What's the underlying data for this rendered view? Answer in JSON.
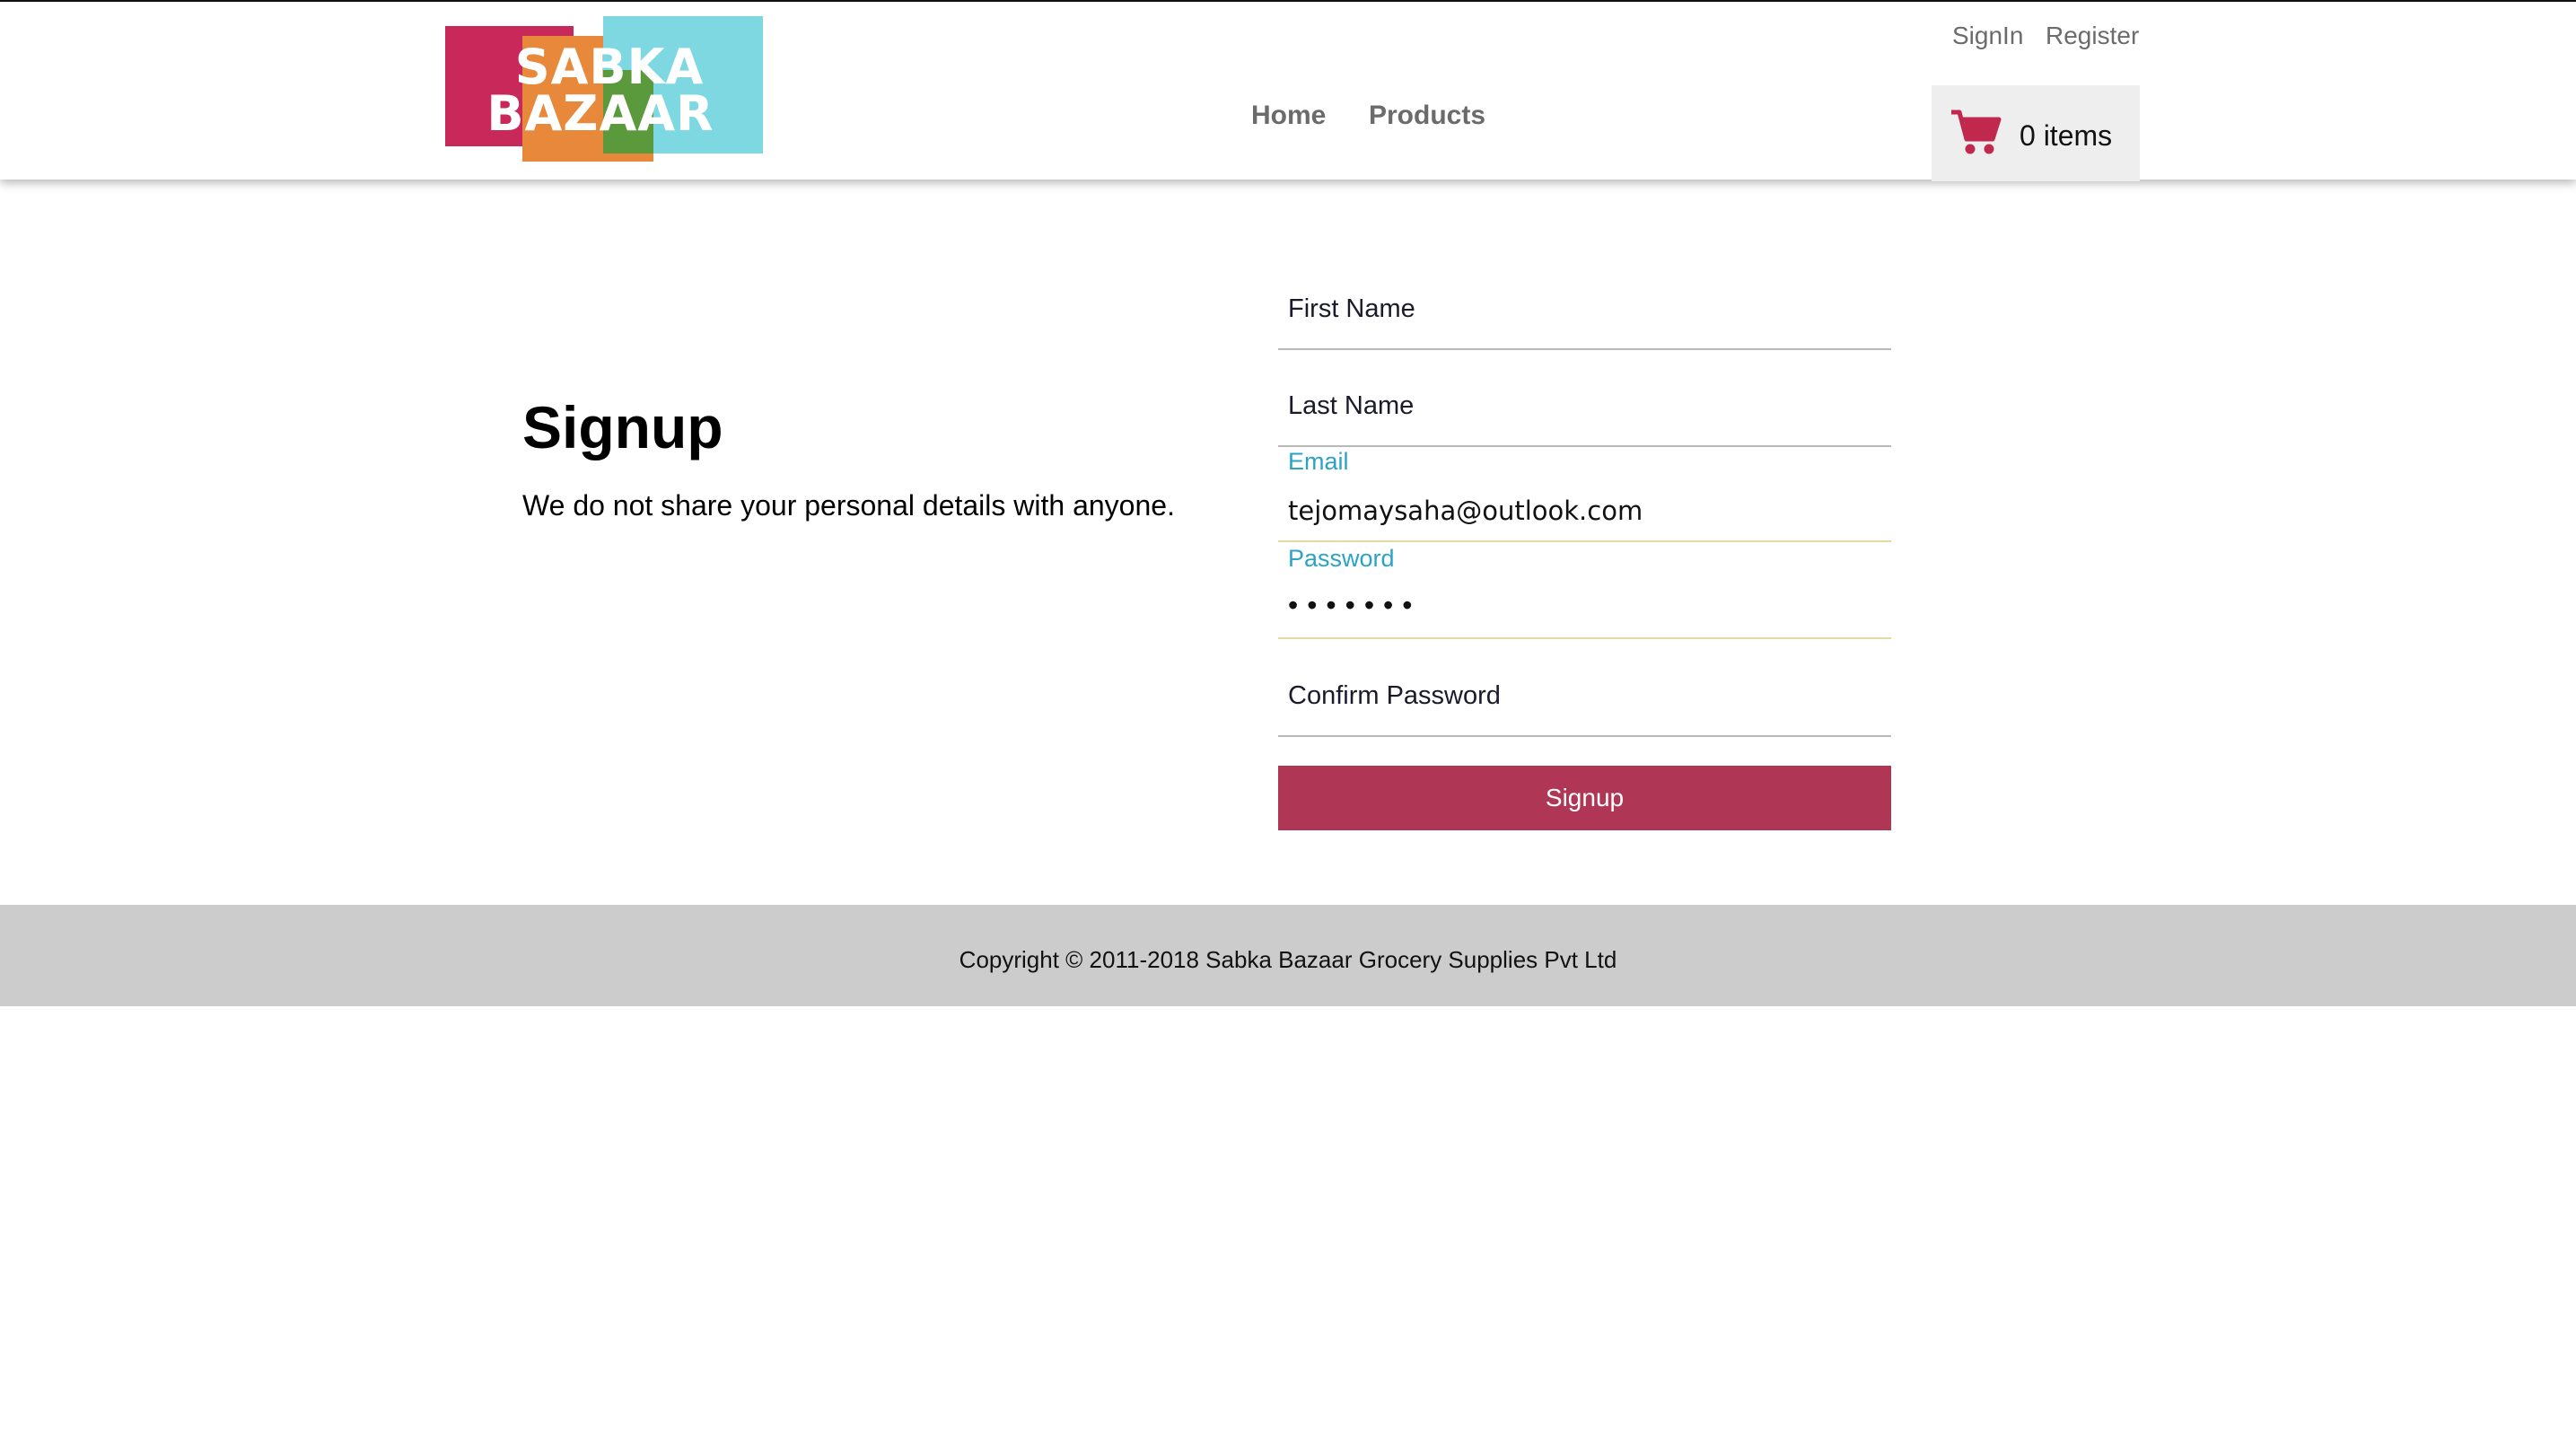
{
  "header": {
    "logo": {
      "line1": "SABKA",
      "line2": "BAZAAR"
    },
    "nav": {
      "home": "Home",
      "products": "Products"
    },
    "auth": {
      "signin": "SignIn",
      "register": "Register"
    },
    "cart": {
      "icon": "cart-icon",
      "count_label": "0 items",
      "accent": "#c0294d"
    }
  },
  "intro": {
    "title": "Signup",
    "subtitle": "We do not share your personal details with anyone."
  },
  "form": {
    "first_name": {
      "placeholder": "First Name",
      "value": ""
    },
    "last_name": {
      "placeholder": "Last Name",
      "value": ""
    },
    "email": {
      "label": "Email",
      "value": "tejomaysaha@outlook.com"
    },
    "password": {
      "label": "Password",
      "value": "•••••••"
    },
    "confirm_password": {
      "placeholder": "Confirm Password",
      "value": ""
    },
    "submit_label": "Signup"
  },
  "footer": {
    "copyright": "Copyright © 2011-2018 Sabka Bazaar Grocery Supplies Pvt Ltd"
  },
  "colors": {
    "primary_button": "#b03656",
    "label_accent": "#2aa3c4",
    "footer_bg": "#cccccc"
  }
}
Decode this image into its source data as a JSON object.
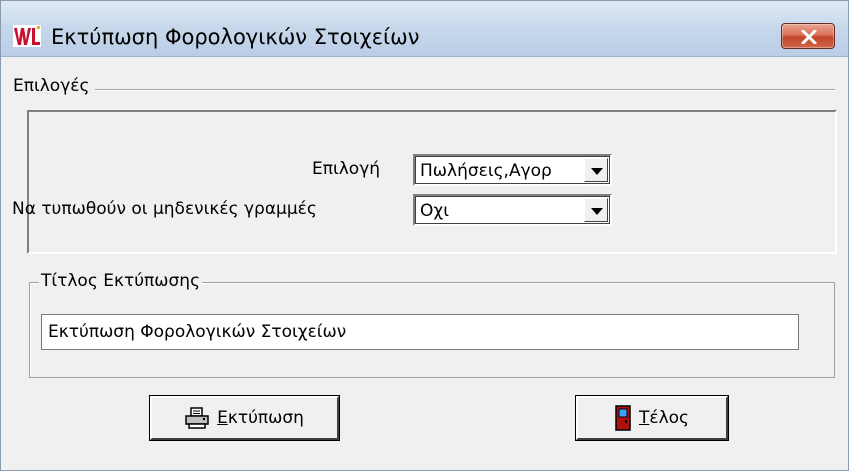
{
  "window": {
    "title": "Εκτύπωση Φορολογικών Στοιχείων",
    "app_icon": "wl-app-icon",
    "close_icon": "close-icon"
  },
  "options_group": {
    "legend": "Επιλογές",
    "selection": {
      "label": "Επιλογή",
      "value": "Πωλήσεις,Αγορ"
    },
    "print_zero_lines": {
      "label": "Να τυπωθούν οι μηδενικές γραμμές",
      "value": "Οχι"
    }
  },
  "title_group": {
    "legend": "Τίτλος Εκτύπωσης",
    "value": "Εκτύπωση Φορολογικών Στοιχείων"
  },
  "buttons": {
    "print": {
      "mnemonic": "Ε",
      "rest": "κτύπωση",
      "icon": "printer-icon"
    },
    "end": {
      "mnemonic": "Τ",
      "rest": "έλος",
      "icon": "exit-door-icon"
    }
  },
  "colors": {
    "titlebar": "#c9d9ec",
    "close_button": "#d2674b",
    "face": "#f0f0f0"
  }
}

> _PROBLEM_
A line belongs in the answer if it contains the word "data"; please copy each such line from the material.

> _TASK RESPONSE_
What's the underlying data for this rendered view? Answer in JSON.
Decode this image into its source data as a JSON object.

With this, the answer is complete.